Source material —
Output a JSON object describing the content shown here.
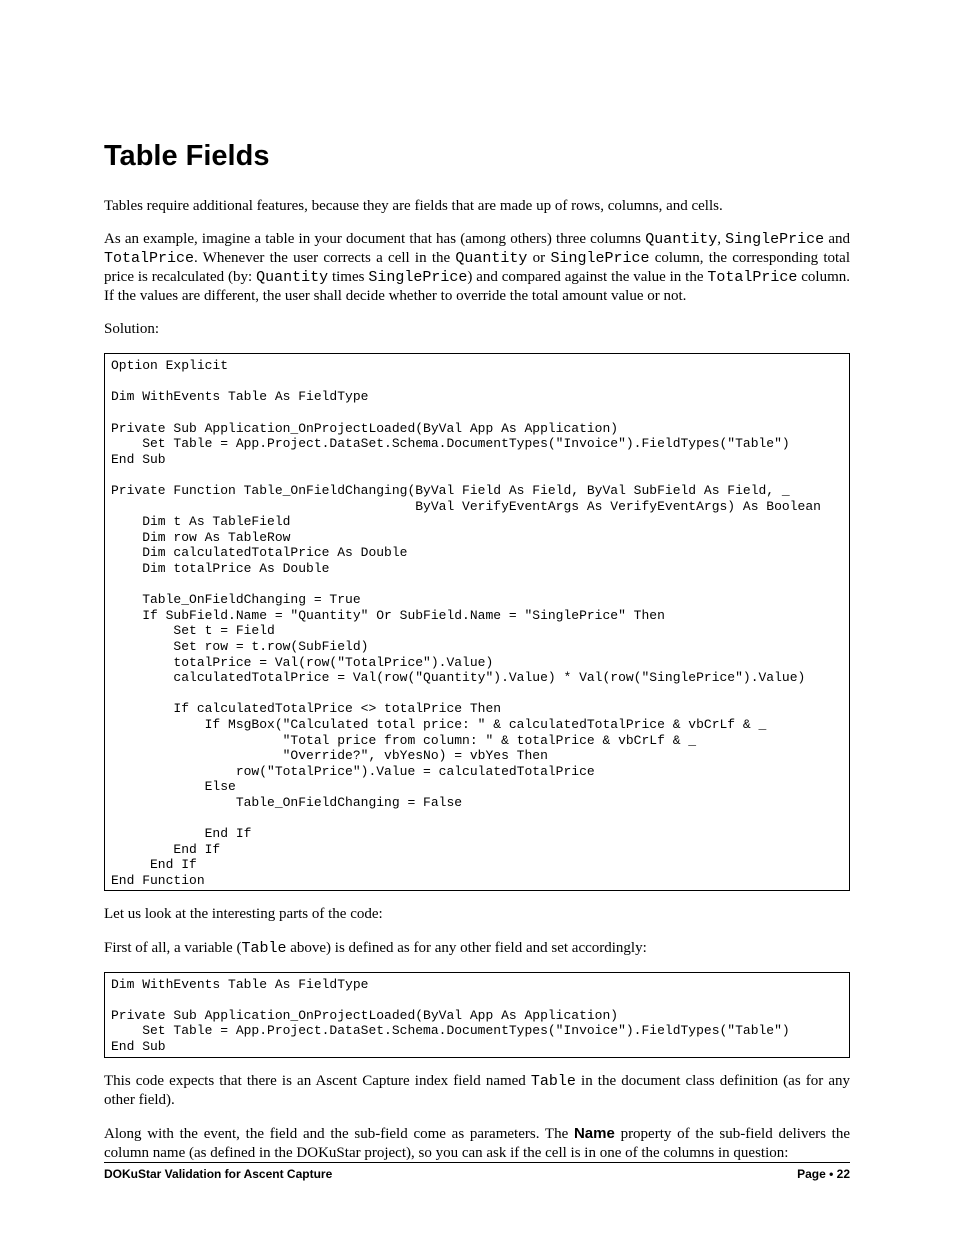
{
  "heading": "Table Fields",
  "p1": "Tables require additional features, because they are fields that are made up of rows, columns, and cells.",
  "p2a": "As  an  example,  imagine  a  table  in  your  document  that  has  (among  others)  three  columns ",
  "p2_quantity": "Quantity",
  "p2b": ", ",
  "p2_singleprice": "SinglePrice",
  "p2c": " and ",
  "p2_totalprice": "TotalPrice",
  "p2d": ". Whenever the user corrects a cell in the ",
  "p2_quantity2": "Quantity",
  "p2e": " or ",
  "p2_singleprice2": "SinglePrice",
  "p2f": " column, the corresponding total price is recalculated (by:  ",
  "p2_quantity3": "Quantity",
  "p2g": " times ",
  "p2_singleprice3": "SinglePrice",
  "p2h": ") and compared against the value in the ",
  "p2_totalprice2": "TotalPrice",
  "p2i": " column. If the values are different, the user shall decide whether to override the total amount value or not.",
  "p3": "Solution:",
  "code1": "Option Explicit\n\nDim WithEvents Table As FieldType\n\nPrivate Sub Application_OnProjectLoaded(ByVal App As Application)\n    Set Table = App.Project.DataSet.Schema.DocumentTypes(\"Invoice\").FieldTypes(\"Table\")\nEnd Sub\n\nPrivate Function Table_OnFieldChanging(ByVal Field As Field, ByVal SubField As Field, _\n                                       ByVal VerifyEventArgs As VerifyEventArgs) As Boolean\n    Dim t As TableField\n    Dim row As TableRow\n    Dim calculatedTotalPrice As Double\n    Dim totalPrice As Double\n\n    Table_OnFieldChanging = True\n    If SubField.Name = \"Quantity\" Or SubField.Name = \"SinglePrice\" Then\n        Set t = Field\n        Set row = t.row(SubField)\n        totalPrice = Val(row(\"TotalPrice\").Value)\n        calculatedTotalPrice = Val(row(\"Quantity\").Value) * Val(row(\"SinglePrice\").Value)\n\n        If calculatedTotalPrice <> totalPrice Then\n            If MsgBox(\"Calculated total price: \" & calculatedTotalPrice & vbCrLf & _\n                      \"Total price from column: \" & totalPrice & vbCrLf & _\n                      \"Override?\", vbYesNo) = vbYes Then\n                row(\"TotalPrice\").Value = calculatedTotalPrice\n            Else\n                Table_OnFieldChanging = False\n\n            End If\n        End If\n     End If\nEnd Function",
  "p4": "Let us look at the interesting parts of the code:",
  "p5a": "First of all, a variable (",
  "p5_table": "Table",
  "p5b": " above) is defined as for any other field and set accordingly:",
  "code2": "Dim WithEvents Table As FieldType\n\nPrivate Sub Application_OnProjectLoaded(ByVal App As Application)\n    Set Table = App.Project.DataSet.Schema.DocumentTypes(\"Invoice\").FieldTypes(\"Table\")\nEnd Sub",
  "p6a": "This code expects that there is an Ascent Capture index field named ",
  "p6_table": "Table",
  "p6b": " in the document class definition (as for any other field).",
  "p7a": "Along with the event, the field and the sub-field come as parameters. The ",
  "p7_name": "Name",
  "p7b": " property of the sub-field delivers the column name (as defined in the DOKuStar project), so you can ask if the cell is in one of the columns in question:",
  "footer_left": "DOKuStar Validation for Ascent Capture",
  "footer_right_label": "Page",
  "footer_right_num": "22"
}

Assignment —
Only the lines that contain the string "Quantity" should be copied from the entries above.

Solution to this problem —
  "p2_quantity": "Quantity",
  "p2_quantity2": "Quantity",
  "p2_quantity3": "Quantity",
  "code1": "Option Explicit\n\nDim WithEvents Table As FieldType\n\nPrivate Sub Application_OnProjectLoaded(ByVal App As Application)\n    Set Table = App.Project.DataSet.Schema.DocumentTypes(\"Invoice\").FieldTypes(\"Table\")\nEnd Sub\n\nPrivate Function Table_OnFieldChanging(ByVal Field As Field, ByVal SubField As Field, _\n                                       ByVal VerifyEventArgs As VerifyEventArgs) As Boolean\n    Dim t As TableField\n    Dim row As TableRow\n    Dim calculatedTotalPrice As Double\n    Dim totalPrice As Double\n\n    Table_OnFieldChanging = True\n    If SubField.Name = \"Quantity\" Or SubField.Name = \"SinglePrice\" Then\n        Set t = Field\n        Set row = t.row(SubField)\n        totalPrice = Val(row(\"TotalPrice\").Value)\n        calculatedTotalPrice = Val(row(\"Quantity\").Value) * Val(row(\"SinglePrice\").Value)\n\n        If calculatedTotalPrice <> totalPrice Then\n            If MsgBox(\"Calculated total price: \" & calculatedTotalPrice & vbCrLf & _\n                      \"Total price from column: \" & totalPrice & vbCrLf & _\n                      \"Override?\", vbYesNo) = vbYes Then\n                row(\"TotalPrice\").Value = calculatedTotalPrice\n            Else\n                Table_OnFieldChanging = False\n\n            End If\n        End If\n     End If\nEnd Function",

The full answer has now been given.